Brain Teasers: Cracking the Mind's Toughest Riddles | April 1, 2015

The human brain is just three pounds of biological tissue. Yet it is the source of every word spoken, every invention realized, every touchdown scored. Questions remain about virtually all its structures and functions—and why sometimes things go awry. Join neuroscientists from the University of Chicago’s new Grossman Institute for Neuroscience, Quantitative Biology, and Human Behavior for a series of short talks that explore the fascinating and profoundly mysterious human brain.

Giving TED-style talks, speakers will answer the following questions:

  • Can we determine who is at risk for developing a neurodegenerative brain disorder like Alzheimer’s? What can be done to prevent such disorders from developing?
  • Why do we often choke under pressure—and how can we perform our best instead?
  • Might those who have lost limbs ever touch, feel, or manipulate objects again?
  • What can rats teach us—both about the human condition and why the brain is so cool?

An audience Q&A will follow.


John Maunsell, PhD (Moderator)
Professor of Neurobiology; Director, Grossman Institute for Neuroscience, Quantitative Biology, and Human Behavior

Sian Beilock, PhD
Professor of Psychology; Vice Provost for Academic Initiatives

Sliman Bensmaia, PhD
Assistant Professor of Organismal Biology and Anatomy

Peggy Mason, PhD
Professor of Neurobiology

James Mastrianni, MD, PhD
Associate Professor of Neurology; Director, Center for Comprehensive Care and Research on Memory Disorders

Chicago: City of Big Data | November 20, 2013

An explosion of data has transformed the way cities are constructed and function.
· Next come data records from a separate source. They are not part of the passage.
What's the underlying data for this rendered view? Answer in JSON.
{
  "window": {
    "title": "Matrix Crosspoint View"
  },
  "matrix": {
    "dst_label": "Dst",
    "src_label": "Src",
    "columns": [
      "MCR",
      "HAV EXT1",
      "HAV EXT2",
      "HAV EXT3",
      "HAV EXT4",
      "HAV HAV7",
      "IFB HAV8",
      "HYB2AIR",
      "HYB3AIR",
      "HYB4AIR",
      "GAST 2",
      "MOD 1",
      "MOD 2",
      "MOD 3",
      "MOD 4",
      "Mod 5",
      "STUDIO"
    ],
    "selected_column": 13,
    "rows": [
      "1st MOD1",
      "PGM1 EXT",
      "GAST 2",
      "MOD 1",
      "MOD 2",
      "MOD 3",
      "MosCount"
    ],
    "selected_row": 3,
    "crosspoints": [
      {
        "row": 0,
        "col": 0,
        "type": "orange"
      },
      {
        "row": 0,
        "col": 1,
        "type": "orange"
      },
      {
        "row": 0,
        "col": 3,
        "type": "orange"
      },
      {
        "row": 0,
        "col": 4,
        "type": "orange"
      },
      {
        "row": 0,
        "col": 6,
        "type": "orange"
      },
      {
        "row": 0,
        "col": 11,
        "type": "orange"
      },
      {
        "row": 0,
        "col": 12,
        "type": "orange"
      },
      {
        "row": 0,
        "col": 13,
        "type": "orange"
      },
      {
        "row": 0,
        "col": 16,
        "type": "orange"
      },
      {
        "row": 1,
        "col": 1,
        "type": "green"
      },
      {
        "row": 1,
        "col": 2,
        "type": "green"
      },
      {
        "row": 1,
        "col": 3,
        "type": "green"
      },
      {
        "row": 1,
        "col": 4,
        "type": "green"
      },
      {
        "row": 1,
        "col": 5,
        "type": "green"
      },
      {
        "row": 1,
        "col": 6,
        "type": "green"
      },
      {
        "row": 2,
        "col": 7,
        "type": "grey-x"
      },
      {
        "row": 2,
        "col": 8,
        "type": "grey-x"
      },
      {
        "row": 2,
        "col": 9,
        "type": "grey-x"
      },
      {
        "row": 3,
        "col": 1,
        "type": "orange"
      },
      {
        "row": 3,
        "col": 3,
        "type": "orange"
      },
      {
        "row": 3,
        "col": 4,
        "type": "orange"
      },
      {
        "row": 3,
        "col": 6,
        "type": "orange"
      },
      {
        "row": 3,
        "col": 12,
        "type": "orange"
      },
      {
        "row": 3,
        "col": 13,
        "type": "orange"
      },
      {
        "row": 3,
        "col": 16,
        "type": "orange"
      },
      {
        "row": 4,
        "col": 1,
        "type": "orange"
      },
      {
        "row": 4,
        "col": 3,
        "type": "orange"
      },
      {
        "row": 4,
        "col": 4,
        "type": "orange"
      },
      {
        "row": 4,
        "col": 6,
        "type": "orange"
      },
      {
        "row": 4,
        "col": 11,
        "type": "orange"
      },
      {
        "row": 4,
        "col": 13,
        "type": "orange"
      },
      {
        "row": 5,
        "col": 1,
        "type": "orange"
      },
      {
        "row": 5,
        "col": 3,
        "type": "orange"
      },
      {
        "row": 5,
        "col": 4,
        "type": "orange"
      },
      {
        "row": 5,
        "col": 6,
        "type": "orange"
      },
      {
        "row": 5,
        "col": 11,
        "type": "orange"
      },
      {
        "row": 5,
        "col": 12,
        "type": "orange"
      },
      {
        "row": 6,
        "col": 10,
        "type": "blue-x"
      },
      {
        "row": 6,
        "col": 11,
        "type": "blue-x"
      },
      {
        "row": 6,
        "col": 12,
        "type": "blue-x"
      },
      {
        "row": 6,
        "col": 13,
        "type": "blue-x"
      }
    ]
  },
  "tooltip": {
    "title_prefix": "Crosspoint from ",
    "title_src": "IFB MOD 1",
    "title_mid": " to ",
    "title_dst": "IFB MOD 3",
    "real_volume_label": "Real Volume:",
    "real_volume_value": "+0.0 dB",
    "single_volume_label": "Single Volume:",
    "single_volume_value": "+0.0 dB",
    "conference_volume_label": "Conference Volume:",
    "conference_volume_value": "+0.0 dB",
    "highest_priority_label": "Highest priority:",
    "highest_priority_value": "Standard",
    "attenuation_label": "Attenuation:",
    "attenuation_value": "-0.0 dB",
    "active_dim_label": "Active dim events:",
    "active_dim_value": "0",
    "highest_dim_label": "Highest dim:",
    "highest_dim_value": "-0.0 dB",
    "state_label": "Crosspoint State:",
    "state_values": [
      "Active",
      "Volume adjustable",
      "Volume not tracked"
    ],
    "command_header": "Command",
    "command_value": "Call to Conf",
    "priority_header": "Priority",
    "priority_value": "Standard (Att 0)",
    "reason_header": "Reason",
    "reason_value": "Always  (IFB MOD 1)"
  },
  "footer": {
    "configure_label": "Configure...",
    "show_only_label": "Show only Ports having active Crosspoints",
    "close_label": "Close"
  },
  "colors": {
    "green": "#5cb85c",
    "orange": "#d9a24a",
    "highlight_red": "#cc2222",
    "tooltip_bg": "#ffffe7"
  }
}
Chicago is at the vanguard of applying these data to address transportation, health care, education, energy, public safety, and other urban challenges.

Join experts from the University of Chicago and Argonne National Laboratory, including the former chief data and information officer for the City of Chicago and the former chief scientist at Obama for America’s 2012 Campaign, to learn how scientists are collaborating with educators, architects, and government officials to develop analytical tools and computer models that can improve quality of life for residents of Chicago and metropolises worldwide.


Kathleen Cagney
Associate Professor, Sociology and Health Studies; Director, Population Research Center, NORC and UChicago

Rayid Ghani
Research Director, Computation Institute, UChicago/Argonne; Senior Fellow, Harris School of Public Policy, UChicago

Brett Goldstein
Senior Fellow in Urban Science, Harris School of Public Policy, UChicago

Stacy Tessler Lindau, MD
Associate Professor of Obstetrics/Gynecology and Medicine-Geriatrics; Director, South Side Health and Vitality Studies, UChicago

Critical Mass: How the Higgs Boson Discovery Sept the World | February 7, 2013

Why has the Higgs Boson caused such a stir around the world?
Why is the discovery such an important milestone in physics?
Does it really explain how we exist?
What’s next?

Last summer, scientists at the Large Hadron Collider in Geneva, Switzerland, announced the discovery of a new particle that could explain why elementary particles have mass. On February 7, 2013, join a panel of experts from the University of Chicago, Argonne National Laboratory, and Fermilab to learn why this discovery marks the beginning of a new era in particle physics research.


Young-Kee Kim (Moderator)
Deputy Director, Fermilab
Professor of Physics, UChicago

Marcela Carena
Senior Theoretical Physicist, Fermilab
Professor in Physics, UChicago

Tom LeCompte
Physicist, High Energy Physics Division, Argonne

Patricia McBride
Scientist and Head of the Compact Muon Solenoid (CMS) Center, Fermilab

Mark Oreglia
Professor in Physics, UChicago